**GIVEN INFORMATION:**
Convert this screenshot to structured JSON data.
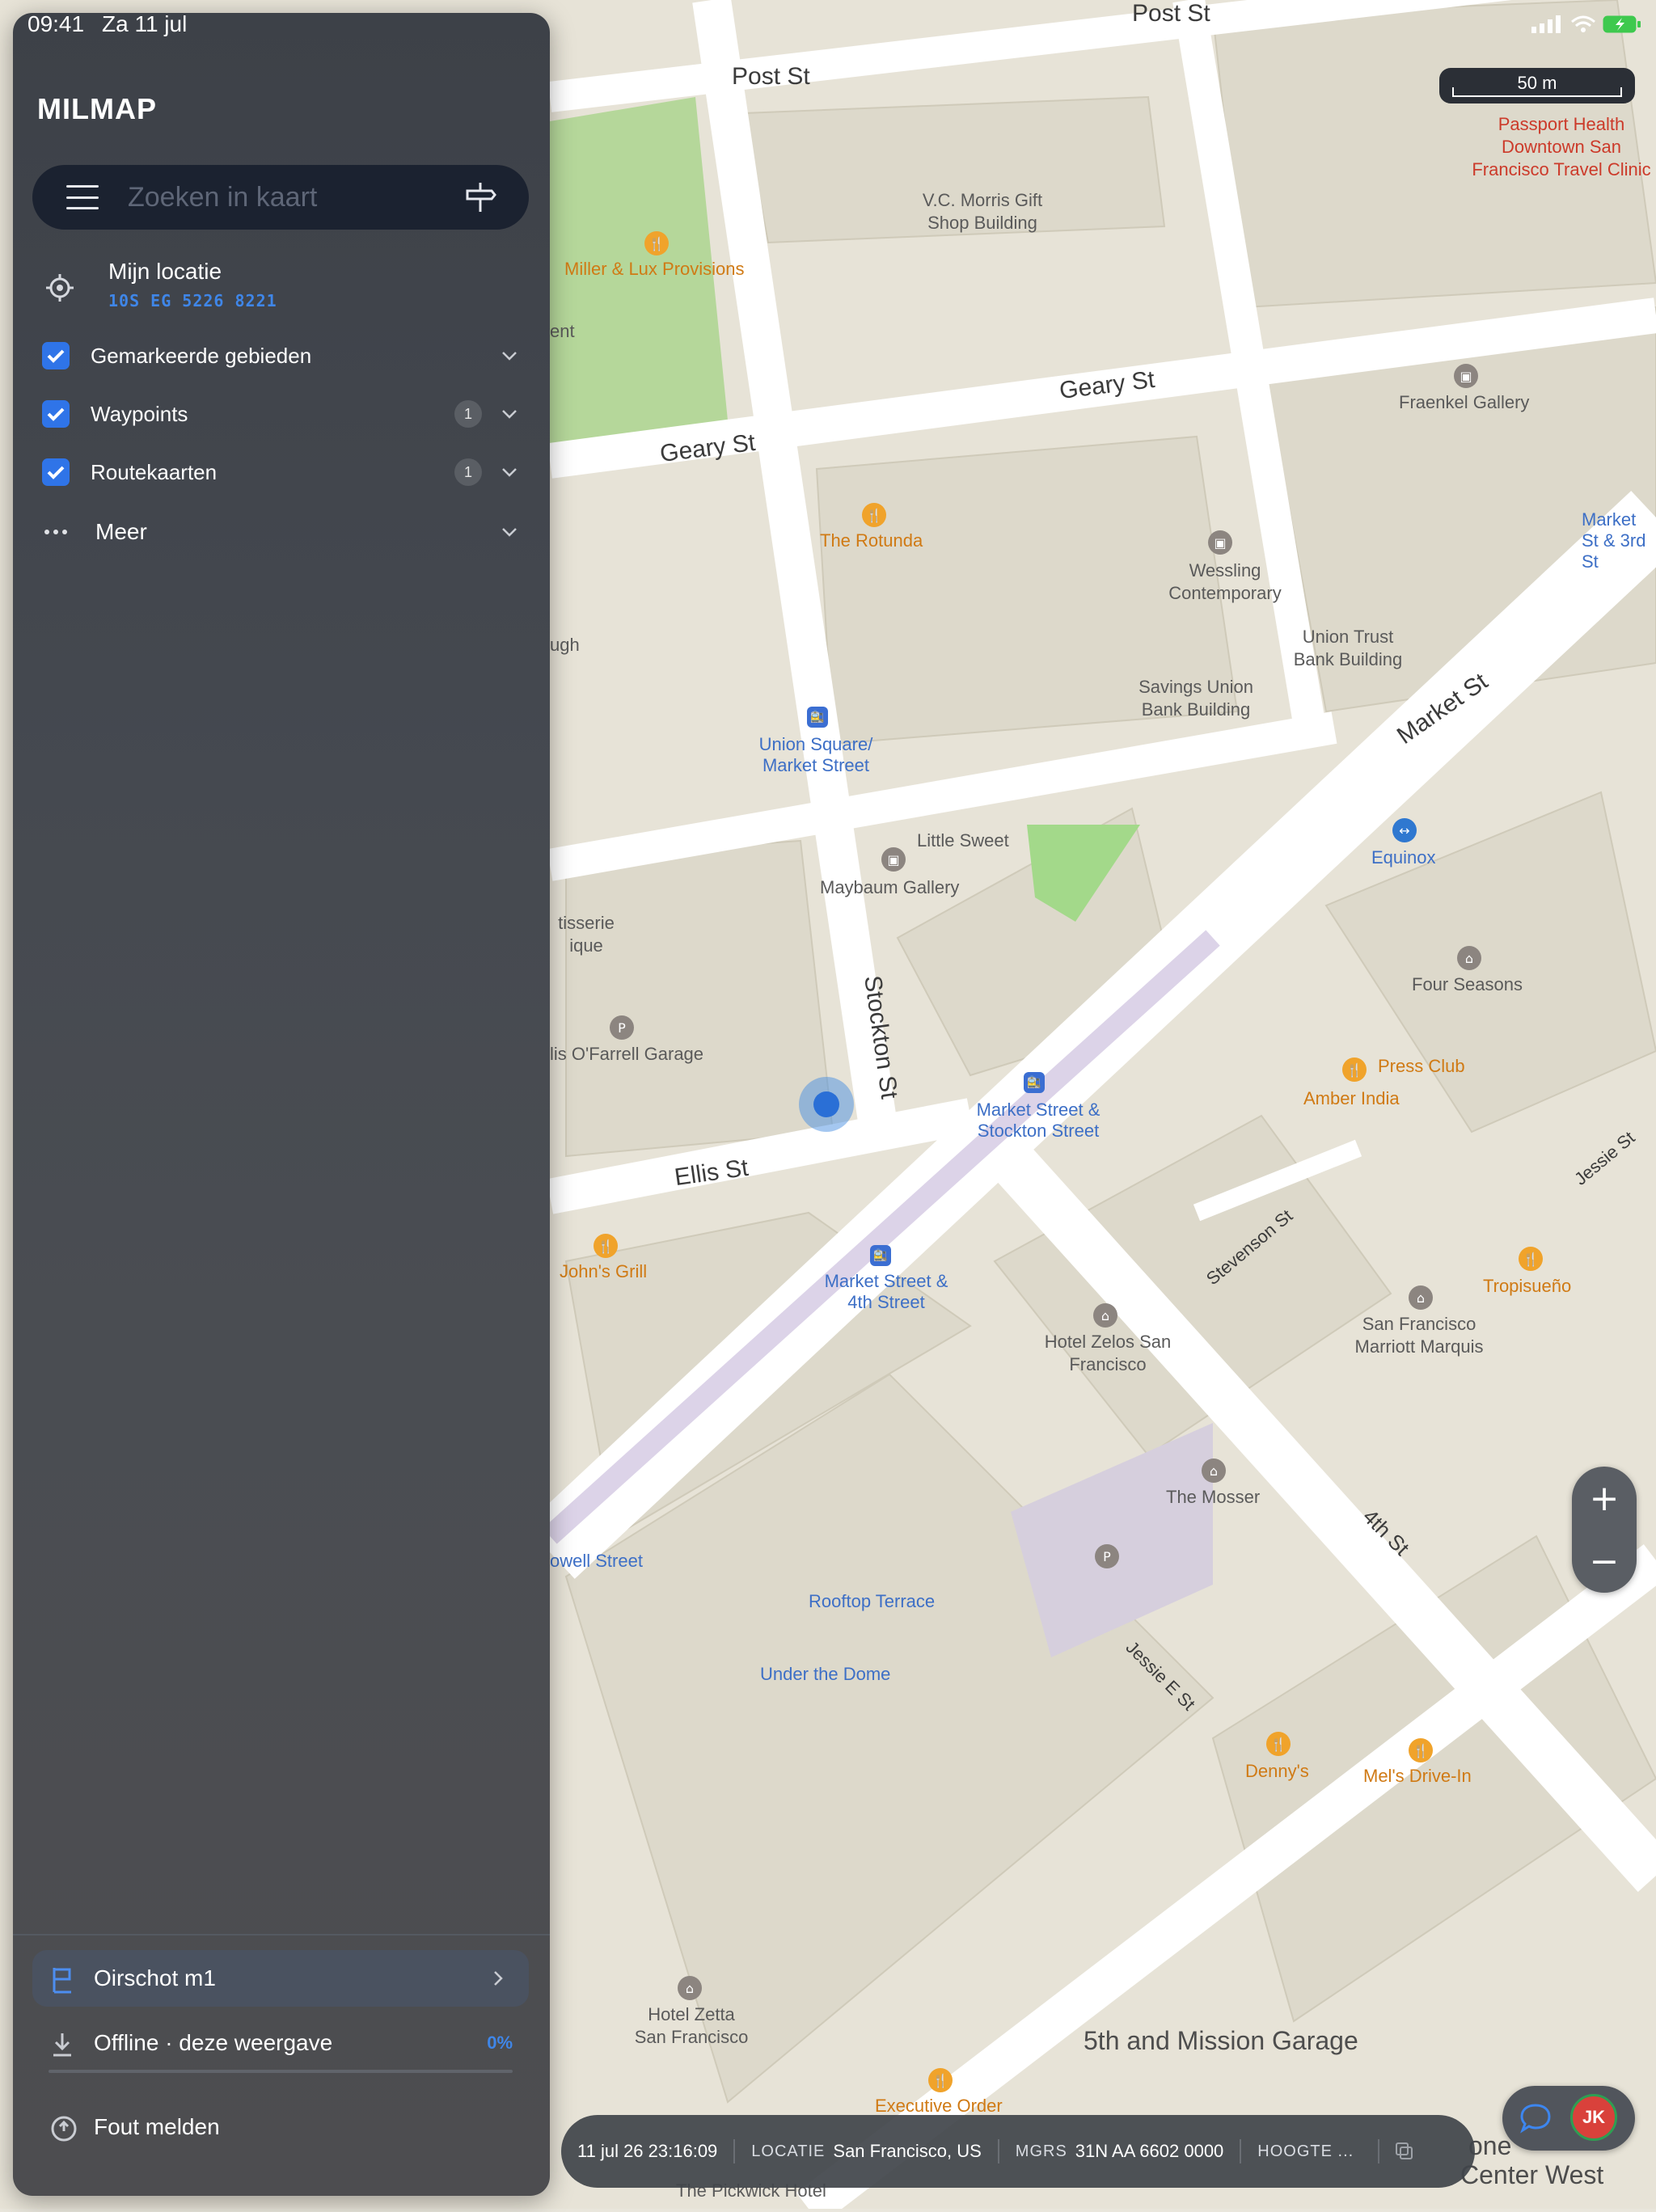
{
  "status_bar": {
    "time": "09:41",
    "date": "Za 11 jul"
  },
  "app": {
    "name": "MILMAP"
  },
  "search": {
    "placeholder": "Zoeken in kaart"
  },
  "my_location": {
    "title": "Mijn locatie",
    "grid_ref": "10S EG 5226 8221"
  },
  "layers": [
    {
      "label": "Gemarkeerde gebieden",
      "checked": true,
      "count": null
    },
    {
      "label": "Waypoints",
      "checked": true,
      "count": "1"
    },
    {
      "label": "Routekaarten",
      "checked": true,
      "count": "1"
    }
  ],
  "more": {
    "label": "Meer"
  },
  "bottom": {
    "route": {
      "label": "Oirschot m1"
    },
    "offline": {
      "label": "Offline · deze weergave",
      "percent": "0%"
    },
    "report": {
      "label": "Fout melden"
    }
  },
  "scale": {
    "label": "50 m"
  },
  "zoom": {
    "in": "+",
    "out": "−"
  },
  "info_bar": {
    "datetime": "11 jul 26 23:16:09",
    "location_key": "LOCATIE",
    "location_value": "San Francisco, US",
    "mgrs_key": "MGRS",
    "mgrs_value": "31N AA 6602 0000",
    "height_key": "HOOGTE ..."
  },
  "user": {
    "initials": "JK"
  },
  "map": {
    "streets": [
      "Post St",
      "Geary St",
      "Geary St",
      "Market St",
      "Stockton St",
      "Ellis St",
      "Stevenson St",
      "4th St",
      "Jessie St",
      "Jessie E St"
    ],
    "places": {
      "orange": [
        "Miller & Lux Provisions",
        "The Rotunda",
        "John's Grill",
        "Press Club",
        "Amber India",
        "Tropisueño",
        "Denny's",
        "Mel's Drive-In",
        "Executive Order"
      ],
      "blue": [
        "Union Square/ Market Street",
        "Market Street & Stockton Street",
        "Market Street & 4th Street",
        "Equinox",
        "Market St & 3rd St",
        "Rooftop Terrace",
        "Under the Dome",
        "owell Street"
      ],
      "gray": [
        "V.C. Morris Gift Shop Building",
        "Wessling Contemporary",
        "Union Trust Bank Building",
        "Savings Union Bank Building",
        "Fraenkel Gallery",
        "Little Sweet",
        "Maybaum Gallery",
        "Four Seasons",
        "Hotel Zelos San Francisco",
        "San Francisco Marriott Marquis",
        "The Mosser",
        "Hotel Zetta San Francisco",
        "lis O'Farrell Garage",
        "tisserie ique",
        "ugh",
        "ent",
        "The Pickwick Hotel"
      ],
      "red": [
        "Passport Health Downtown San Francisco Travel Clinic"
      ],
      "big": [
        "5th and Mission Garage",
        "Center West",
        "one"
      ]
    }
  }
}
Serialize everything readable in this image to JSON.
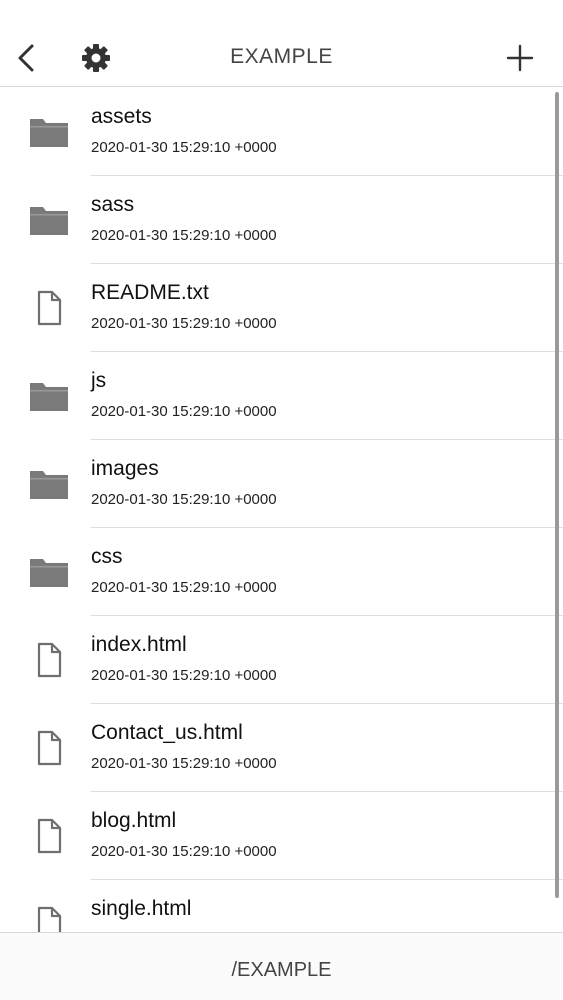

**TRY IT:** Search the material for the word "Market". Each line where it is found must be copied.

**ANSWER BOX:**
      "Market St",
        "Union Square/ Market Street",
        "Market Street & Stockton Street",
        "Market Street & 4th Street",
        "Market St & 3rd St",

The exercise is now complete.